As the twenty-first century marches forward, the country grain elevator rapidly nears extinction. These classic wooden structures once used to store grain are being torn down by the hundreds along with thousands of miles of railway branchlines. A proud and honored way of life is coming to end.
Wheat Kings is a lavishly illustrated and poignantly written look at the passing of the traditional northern prairie grain elevators and the communities and railcars that served them. The book includes photographs of grain elevators from numerous small prairie towns. Also included are images of the region's train stations, churches, farms and commercial buildings, many abandoned.
The book is organized by six concise essays. These include:
- Wheat Kings: brief history of grain elevators
- Of Peddlers, Pullers and Tramps: the prairie railroad system

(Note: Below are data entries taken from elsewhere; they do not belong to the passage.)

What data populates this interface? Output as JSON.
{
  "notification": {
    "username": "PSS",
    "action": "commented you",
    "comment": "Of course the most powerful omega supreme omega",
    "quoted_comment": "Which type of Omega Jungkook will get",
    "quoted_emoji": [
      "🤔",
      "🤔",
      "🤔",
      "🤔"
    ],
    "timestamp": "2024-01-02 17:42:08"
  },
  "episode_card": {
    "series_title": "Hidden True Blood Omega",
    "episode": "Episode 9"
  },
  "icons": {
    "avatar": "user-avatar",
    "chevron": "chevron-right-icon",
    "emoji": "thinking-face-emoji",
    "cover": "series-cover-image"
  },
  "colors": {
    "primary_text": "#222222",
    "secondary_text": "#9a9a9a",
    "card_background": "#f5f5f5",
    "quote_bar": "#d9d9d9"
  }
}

- Something Big on the Horizon: concrete high-capacity super elevators
- McMahon - Hard Times on the Prairies: a forgotten town

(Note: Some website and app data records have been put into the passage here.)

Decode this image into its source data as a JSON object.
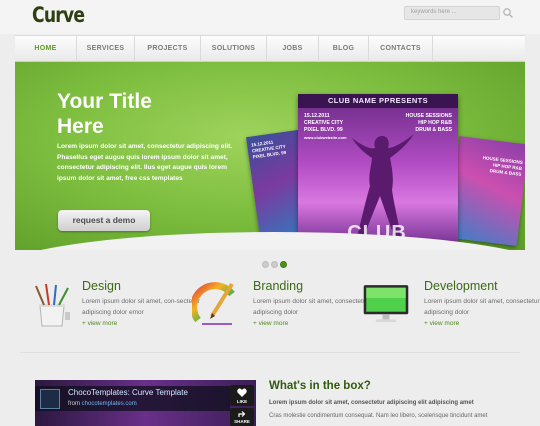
{
  "header": {
    "logo": "Curve",
    "search_placeholder": "keywords here ..."
  },
  "nav": {
    "items": [
      {
        "label": "HOME",
        "active": true
      },
      {
        "label": "SERVICES"
      },
      {
        "label": "PROJECTS"
      },
      {
        "label": "SOLUTIONS"
      },
      {
        "label": "JOBS"
      },
      {
        "label": "BLOG"
      },
      {
        "label": "CONTACTS"
      }
    ]
  },
  "hero": {
    "title_line1": "Your Title",
    "title_line2": "Here",
    "text": "Lorem ipsum dolor sit amet, consectetur adipiscing elit. Phasellus eget augue quis lorem ipsum dolor sit amet, consectetur adipiscing elit. Ilus eget augue quis lorem ipsum dolor sit amet, free css templates",
    "button_label": "request a demo",
    "flyer": {
      "header": "CLUB NAME PPRESENTS",
      "left_lines": [
        "15.12.2011",
        "CREATIVE CITY",
        "PIXEL BLVD. 99",
        "www.clubwebsite.com"
      ],
      "right_lines": [
        "HOUSE SESSIONS",
        "HIP HOP R&B",
        "DRUM & BASS"
      ],
      "name_text": "CLUB"
    },
    "side_left_lines": [
      "15.12.2011",
      "CREATIVE CITY",
      "PIXEL BLVD. 99"
    ],
    "side_right_lines": [
      "HOUSE SESSIONS",
      "HIP HOP R&B",
      "DRUM & BASS"
    ]
  },
  "slider": {
    "count": 3,
    "active_index": 2
  },
  "features": [
    {
      "title": "Design",
      "text": "Lorem ipsum dolor sit amet, con-sectetur adipiscing dolor emor",
      "link": "view more",
      "icon": "paint-brushes-icon"
    },
    {
      "title": "Branding",
      "text": "Lorem ipsum dolor sit amet, consectetur adipiscing dolor",
      "link": "view more",
      "icon": "color-wheel-pencil-icon"
    },
    {
      "title": "Development",
      "text": "Lorem ipsum dolor sit amet, consectetur adipiscing dolor",
      "link": "view more",
      "icon": "monitor-icon"
    }
  ],
  "video": {
    "title": "ChocoTemplates: Curve Template",
    "from_label": "from",
    "from_site": "chocotemplates.com",
    "like_label": "LIKE",
    "share_label": "SHARE"
  },
  "box": {
    "title": "What's in the box?",
    "bold_text": "Lorem ipsum dolor sit amet, consectetur adipiscing elit adipiscing amet",
    "text": "Cras molestie condimentum consequat. Nam leo libero, scelerisque tincidunt amet"
  },
  "colors": {
    "accent_green": "#5d9b25",
    "hero_green": "#7fbf40",
    "heading_green": "#3a6b13"
  }
}
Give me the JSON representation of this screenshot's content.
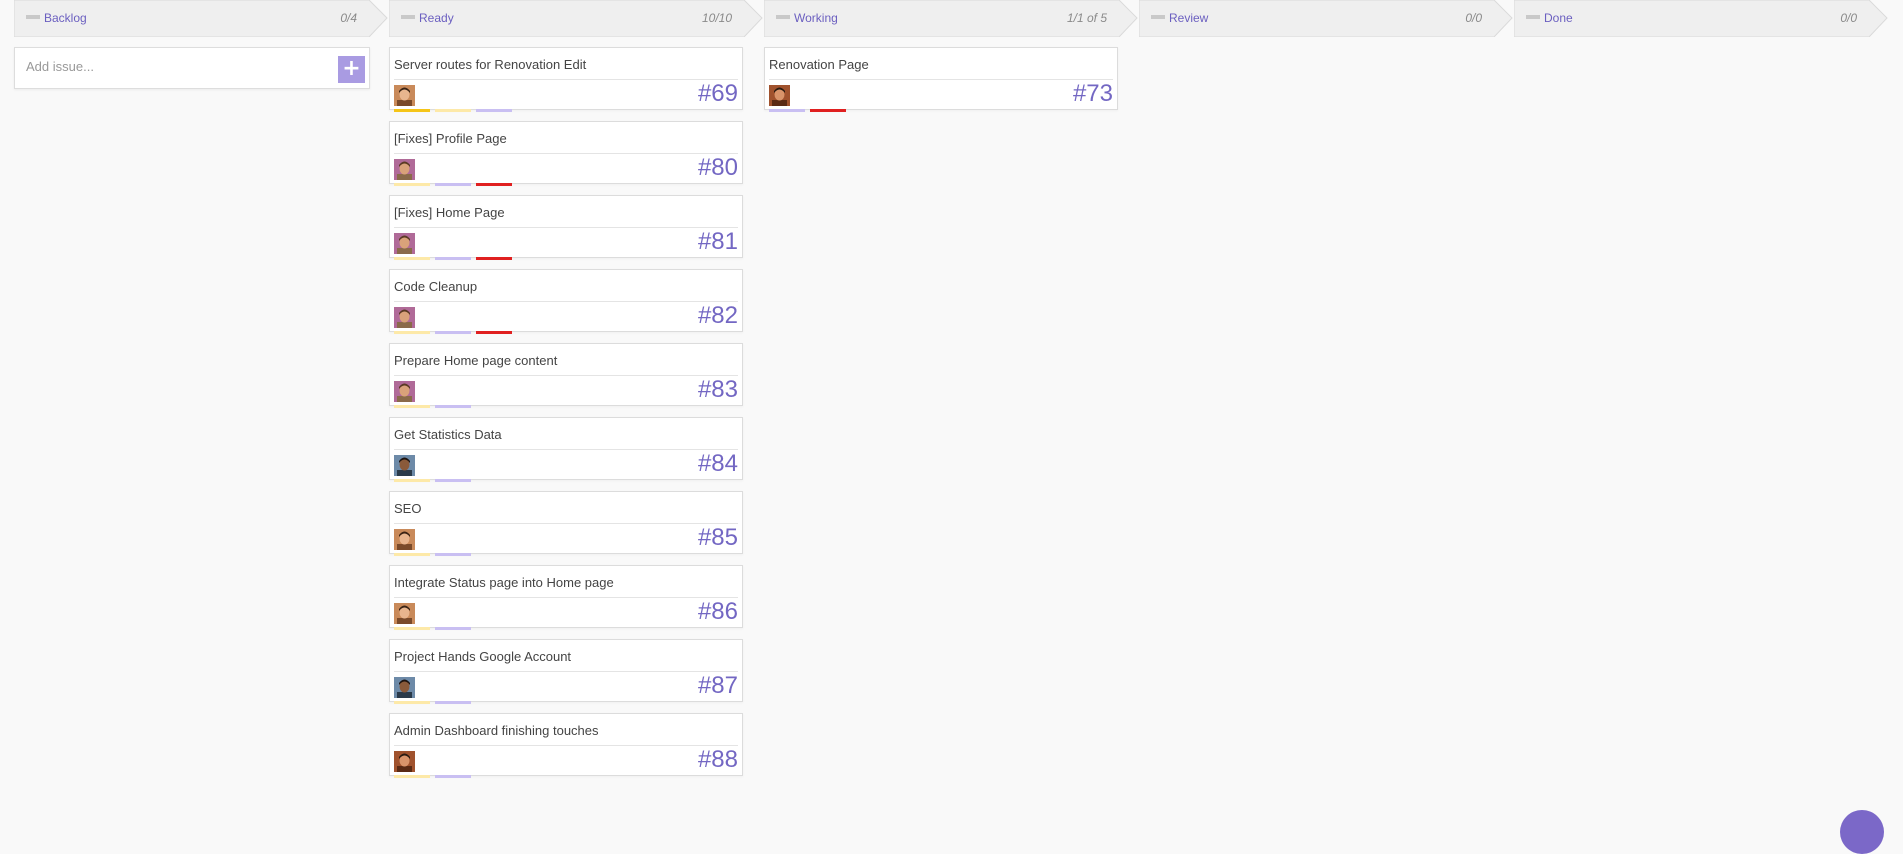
{
  "colors": {
    "accent": "#7367c3",
    "label_yellow": "#f5c518",
    "label_light_yellow": "#fde9a8",
    "label_lavender": "#c9bff2",
    "label_red": "#e02020"
  },
  "columns": [
    {
      "id": "backlog",
      "title": "Backlog",
      "count": "0/4"
    },
    {
      "id": "ready",
      "title": "Ready",
      "count": "10/10"
    },
    {
      "id": "working",
      "title": "Working",
      "count": "1/1 of 5"
    },
    {
      "id": "review",
      "title": "Review",
      "count": "0/0"
    },
    {
      "id": "done",
      "title": "Done",
      "count": "0/0"
    }
  ],
  "backlog": {
    "add_issue_placeholder": "Add issue...",
    "add_button_label": "+",
    "add_button_icon": "plus-icon"
  },
  "ready_cards": [
    {
      "title": "Server routes for Renovation Edit",
      "number": "#69",
      "avatar": "person-a",
      "labels": [
        "yellow",
        "light_yellow",
        "lavender"
      ]
    },
    {
      "title": "[Fixes] Profile Page",
      "number": "#80",
      "avatar": "person-b",
      "labels": [
        "light_yellow",
        "lavender",
        "red"
      ]
    },
    {
      "title": "[Fixes] Home Page",
      "number": "#81",
      "avatar": "person-b",
      "labels": [
        "light_yellow",
        "lavender",
        "red"
      ]
    },
    {
      "title": "Code Cleanup",
      "number": "#82",
      "avatar": "person-b",
      "labels": [
        "light_yellow",
        "lavender",
        "red"
      ]
    },
    {
      "title": "Prepare Home page content",
      "number": "#83",
      "avatar": "person-b",
      "labels": [
        "light_yellow",
        "lavender"
      ]
    },
    {
      "title": "Get Statistics Data",
      "number": "#84",
      "avatar": "person-c",
      "labels": [
        "light_yellow",
        "lavender"
      ]
    },
    {
      "title": "SEO",
      "number": "#85",
      "avatar": "person-a",
      "labels": [
        "light_yellow",
        "lavender"
      ]
    },
    {
      "title": "Integrate Status page into Home page",
      "number": "#86",
      "avatar": "person-a",
      "labels": [
        "light_yellow",
        "lavender"
      ]
    },
    {
      "title": "Project Hands Google Account",
      "number": "#87",
      "avatar": "person-c",
      "labels": [
        "light_yellow",
        "lavender"
      ]
    },
    {
      "title": "Admin Dashboard finishing touches",
      "number": "#88",
      "avatar": "person-d",
      "labels": [
        "light_yellow",
        "lavender"
      ]
    }
  ],
  "working_cards": [
    {
      "title": "Renovation Page",
      "number": "#73",
      "avatar": "person-d",
      "labels": [
        "lavender",
        "red"
      ]
    }
  ]
}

- The Last Harvest: an elevator comes down
- Buffalo Bones: the end of the railroad grain cars.
Wheat Kings is a chronicle of the end of an era as witnessed by one of North America's best-known and most-respected railroad writers and photographers. This book is sure to fascinate railway enthusiasts, transportation historians, and anyone interested in the changing worlds of farming and railroading.
|Publisher:||Boston Mills Press|
|Product dimensions:||11.00(w) x 8.50(h) x 0.37(d)|
About the Author
Greg McDonnell's writing and photography have been praised by rail enthusiasts across North America. Each new book by Greg McDonnell is a major event in the large railfan community, and Boston Mills Press is proud to be his publisher. Greg is a featured columnist for Trains magazine. His acclaimed large-format pictorials include Canadian Pacific, Signatures in Steel, Heartland, U-Boats: General Electric's Diesel Locomotives, and Passing Trains. He is currently at work on a new book and overseeing a Masters of Railway Photography book series for Boston Mills Press. He lives with his wife and three sons on the edge of a ravine overlooking the Canadian Pacific Railway's Orr's Lake Hill.